Trayvon Martin’s father, Tracy, is a commanding voice within the group as they give each other support. His son was also shot and killed two-and a-half years ago by a neighborhood watch volunteer in Sanford, Fla. These fathers, whose strength lies in their support for each other, are trying to find ways to lead the national discussion around the senseless loss of so many young black men. They stress the value of empowerment.
It’s an important message for young men like me to hear but achieving it is harder to grasp. As a young man of color, I constantly feel the need to defend my human rights.
My mom tells me all the time to be careful and mindful of my surroundings — to not upset or scare those around me. But I’m tired of being “managed” in this way. I’ve never been arrested, but I’ve been pulled over and followed by police. It is belittling. I don’t feel protected or served. I feel bullied because of what and who I am.
Many of the young people I met on the streets of Ferguson share this experience. I met protesters who are young like me: juggling work and school — just trying to grow up, learning to be men. But they are often derailed, distracted, or taken off-course. They don’t feel like they are treated with respect.
In Missouri, as in the Bay Area, it’s a hard situation to fix. Many of the cops in Ferguson don’t live in the communities they serve. The tension seems to have been rising between the community and the police for as long as people can remember. With Michael Brown’s death, young black men in St. Louis are given a spotlight they didn’t have before. They want people to know they aren’t backing down. They aren’t giving up.
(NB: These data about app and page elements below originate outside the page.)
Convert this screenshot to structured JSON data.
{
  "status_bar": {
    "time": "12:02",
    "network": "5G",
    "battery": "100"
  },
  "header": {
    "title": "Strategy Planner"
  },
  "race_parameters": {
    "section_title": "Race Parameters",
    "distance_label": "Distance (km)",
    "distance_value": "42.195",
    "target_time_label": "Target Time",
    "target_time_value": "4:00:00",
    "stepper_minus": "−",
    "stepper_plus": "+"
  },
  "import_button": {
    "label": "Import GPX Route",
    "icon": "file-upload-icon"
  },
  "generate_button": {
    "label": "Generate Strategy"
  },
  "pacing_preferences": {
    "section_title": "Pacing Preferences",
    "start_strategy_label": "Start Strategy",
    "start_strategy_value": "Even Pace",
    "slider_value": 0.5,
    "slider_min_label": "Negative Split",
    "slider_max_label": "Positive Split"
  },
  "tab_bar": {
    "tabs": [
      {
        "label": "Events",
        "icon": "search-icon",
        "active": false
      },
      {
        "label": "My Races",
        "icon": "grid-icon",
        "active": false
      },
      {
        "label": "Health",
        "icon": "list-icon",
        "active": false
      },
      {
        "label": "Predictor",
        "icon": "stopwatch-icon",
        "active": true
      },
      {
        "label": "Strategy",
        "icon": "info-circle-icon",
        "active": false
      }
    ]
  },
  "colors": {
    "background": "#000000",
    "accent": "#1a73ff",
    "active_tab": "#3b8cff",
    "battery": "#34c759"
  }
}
As 27-year-old Darren Seals of Ferguson puts it, seeing the fate of Michael Brown “didn’t make us scared. It made us furious.”
Bay Area young people are furious too — about Michael Brown and all of the lives lost before his to police shootings. Where that fury will lead is the story yet to be told. The “circle of fathers” hopes some powerful new, young leaders will be formed by these experiences. From the activity on the streets around the country and online. I believe that’s already happening.
At Michael Brown’s funeral in St. Louis, it was hard to miss all the young men standing alongside older civil rights leaders. There were also school kids there to witness history even if they didn’t understand its full meaning yet. After my experience in Ferguson this week, my hope is that the status quo is over and that young people will be the ones providing the road map for how justice can be served.